blog and arboretum 002Stencils on the table.  Fabric tossed in a bin.  Invoice filed.  When I deliver the large commissioned work, I am at a loss.  I want to play with color and texture on my own terms.  Just for a day.

I make sketchbook covers.

What do you do when the party is over, when the work is done?

Good Tools


I listen and observe when artisans speak about the tools in their hands.  Passion infects the speech.  The tool is clearly an extension of the hand.

The hair stylist demonstrated scissors that rotate with her hand, reducing the chances of injury.  The gardener quickly cut tree branches with a lopper that has gears, not a spring.  He proudly explains it was a gift from his brother.  “Best gift, ever,” he declares.

My friend watches me snip around the appliqué shapes.  “Aren’t you afraid you will cut those threads?”  I hold up these scissors and smile, “Expertise, and good tools.”

Stewardship in The Display Department

display pieces 003Craft market season begins this weekend for fibergig, the craft branch of studio work.  We are setting up on “new to us” display pieces, freshly painted by my son.  I acquired some of the pieces through a local auction; the pieces were originally part of a bricks and mortar shop.  Others were found at a local thrift shop.

One of the core values of this business is to carefully use our resources.  We encourage and support others by offering some products made from upcycled materials and by creating useful objects that will wear well.  We are all the more delighted to have furnishings that have been used before.

My father farmed as a steward of the soil.  I am a steward of fabric and space.  Which resources do you carefully manage?

A Year of Listening: Week 13

Poetry is like a bird; it ignores all frontiers. — Yevgeny Yevtushenko

I am ignoring my guidelines today by not using a quotation from my collection.  Yesterday I had tea and talked about Russian poetry with my son. I searched for this poet whom I read in college.

My practice of listening is enjoying flight.

A year of Listening, Week 12

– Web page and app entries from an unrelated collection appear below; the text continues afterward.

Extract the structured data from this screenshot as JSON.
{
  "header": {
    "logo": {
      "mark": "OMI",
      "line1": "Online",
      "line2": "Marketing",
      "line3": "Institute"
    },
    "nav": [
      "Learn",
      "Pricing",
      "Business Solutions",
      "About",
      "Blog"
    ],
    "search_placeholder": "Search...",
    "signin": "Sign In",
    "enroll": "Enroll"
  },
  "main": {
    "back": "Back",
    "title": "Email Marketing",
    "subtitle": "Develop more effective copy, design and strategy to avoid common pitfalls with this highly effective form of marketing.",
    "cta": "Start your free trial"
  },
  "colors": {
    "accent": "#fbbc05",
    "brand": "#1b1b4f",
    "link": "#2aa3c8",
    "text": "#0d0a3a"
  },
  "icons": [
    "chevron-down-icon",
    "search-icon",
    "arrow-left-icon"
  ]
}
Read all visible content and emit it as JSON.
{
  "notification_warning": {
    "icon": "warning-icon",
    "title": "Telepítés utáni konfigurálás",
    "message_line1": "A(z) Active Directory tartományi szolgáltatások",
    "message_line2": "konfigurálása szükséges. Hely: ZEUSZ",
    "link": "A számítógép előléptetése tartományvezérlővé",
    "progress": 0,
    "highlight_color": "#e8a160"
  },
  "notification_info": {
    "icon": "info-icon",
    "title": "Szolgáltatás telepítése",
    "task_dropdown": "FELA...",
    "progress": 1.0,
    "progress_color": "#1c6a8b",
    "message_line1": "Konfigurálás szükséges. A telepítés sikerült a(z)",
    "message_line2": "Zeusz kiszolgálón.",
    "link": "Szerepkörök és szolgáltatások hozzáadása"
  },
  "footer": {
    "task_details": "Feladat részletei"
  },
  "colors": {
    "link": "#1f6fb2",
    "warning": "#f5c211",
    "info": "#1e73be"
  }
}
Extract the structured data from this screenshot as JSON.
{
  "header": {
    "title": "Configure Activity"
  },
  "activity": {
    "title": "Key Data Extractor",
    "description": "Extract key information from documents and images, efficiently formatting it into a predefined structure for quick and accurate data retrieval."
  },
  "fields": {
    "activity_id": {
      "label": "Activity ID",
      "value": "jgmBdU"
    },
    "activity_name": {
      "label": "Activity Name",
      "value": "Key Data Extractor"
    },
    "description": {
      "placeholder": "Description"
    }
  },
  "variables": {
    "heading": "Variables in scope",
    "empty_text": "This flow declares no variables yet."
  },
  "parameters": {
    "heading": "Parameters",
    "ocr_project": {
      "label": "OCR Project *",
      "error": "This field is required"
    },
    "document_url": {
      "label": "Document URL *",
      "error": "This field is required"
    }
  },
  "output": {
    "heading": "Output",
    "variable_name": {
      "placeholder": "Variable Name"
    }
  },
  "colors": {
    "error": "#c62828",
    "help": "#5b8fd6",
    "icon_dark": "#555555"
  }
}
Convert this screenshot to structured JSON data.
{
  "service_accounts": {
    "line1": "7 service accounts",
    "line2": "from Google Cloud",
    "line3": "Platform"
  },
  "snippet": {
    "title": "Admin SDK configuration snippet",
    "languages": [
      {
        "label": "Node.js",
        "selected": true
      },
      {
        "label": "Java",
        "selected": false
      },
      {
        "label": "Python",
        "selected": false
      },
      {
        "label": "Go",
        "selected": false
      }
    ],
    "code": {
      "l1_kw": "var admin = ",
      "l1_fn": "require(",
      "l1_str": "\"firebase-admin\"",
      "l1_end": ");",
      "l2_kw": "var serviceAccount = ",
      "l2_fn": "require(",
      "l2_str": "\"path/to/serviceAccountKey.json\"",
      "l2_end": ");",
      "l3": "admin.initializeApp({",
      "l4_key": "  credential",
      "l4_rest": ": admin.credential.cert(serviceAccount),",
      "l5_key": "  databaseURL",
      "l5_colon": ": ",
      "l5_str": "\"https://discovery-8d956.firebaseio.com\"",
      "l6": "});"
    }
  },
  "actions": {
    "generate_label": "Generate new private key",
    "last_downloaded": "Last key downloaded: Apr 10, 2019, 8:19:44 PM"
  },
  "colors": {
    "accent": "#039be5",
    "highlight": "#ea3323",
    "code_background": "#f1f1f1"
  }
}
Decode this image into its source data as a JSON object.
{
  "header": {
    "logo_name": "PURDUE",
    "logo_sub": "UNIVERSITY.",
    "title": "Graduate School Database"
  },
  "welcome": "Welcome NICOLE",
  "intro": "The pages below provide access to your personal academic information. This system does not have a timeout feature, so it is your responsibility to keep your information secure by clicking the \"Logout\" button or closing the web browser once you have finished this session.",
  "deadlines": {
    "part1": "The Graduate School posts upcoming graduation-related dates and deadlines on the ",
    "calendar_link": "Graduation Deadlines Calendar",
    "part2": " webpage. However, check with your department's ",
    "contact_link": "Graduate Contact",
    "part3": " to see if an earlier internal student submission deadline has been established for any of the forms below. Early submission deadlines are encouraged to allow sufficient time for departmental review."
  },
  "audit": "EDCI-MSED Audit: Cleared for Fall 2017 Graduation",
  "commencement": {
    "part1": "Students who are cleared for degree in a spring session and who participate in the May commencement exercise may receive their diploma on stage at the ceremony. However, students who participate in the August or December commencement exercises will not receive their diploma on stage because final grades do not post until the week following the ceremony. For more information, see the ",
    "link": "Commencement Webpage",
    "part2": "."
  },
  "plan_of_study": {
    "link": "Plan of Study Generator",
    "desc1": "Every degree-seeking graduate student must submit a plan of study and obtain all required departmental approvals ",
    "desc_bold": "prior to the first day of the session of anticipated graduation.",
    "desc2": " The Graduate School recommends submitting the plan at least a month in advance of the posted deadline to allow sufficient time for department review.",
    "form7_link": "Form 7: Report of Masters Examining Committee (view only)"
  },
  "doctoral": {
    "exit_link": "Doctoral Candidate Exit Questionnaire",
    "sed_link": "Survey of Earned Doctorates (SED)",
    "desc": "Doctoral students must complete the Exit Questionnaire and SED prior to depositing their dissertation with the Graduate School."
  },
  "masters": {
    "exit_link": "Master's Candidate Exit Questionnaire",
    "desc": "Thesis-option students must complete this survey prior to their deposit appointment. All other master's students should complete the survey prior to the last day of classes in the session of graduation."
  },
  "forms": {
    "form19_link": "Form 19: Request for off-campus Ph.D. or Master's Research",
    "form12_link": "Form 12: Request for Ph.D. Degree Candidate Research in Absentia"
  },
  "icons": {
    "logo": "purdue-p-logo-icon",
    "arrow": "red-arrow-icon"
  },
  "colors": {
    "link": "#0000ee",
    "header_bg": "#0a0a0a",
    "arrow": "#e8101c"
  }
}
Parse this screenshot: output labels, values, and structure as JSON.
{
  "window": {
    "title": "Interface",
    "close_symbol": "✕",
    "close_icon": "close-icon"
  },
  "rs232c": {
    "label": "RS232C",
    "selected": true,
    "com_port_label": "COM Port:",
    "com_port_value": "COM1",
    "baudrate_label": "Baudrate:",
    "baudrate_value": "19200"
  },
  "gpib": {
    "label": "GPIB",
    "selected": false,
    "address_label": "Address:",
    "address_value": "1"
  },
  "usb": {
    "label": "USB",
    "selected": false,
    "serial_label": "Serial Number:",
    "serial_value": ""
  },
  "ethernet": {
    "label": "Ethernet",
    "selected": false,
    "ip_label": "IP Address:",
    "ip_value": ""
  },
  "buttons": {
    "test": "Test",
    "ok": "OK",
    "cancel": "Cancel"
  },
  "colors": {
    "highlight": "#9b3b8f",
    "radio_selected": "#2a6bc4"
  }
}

Go on with a spirit that fears nothing. — Homer


These words reside on my refrigerator door.  I have given these words no notice, no thought for months.

Today is a cranky day.  Going on is not as appealing as staying in pajamas. The spirit is cowering.  Who gave me this magnet?  Why have I kept it ?

These are good words for spring.  The little chick breaks through its shell and the seed pushes through soil, working the transformation to new life.

Now get going.

And work on those fears.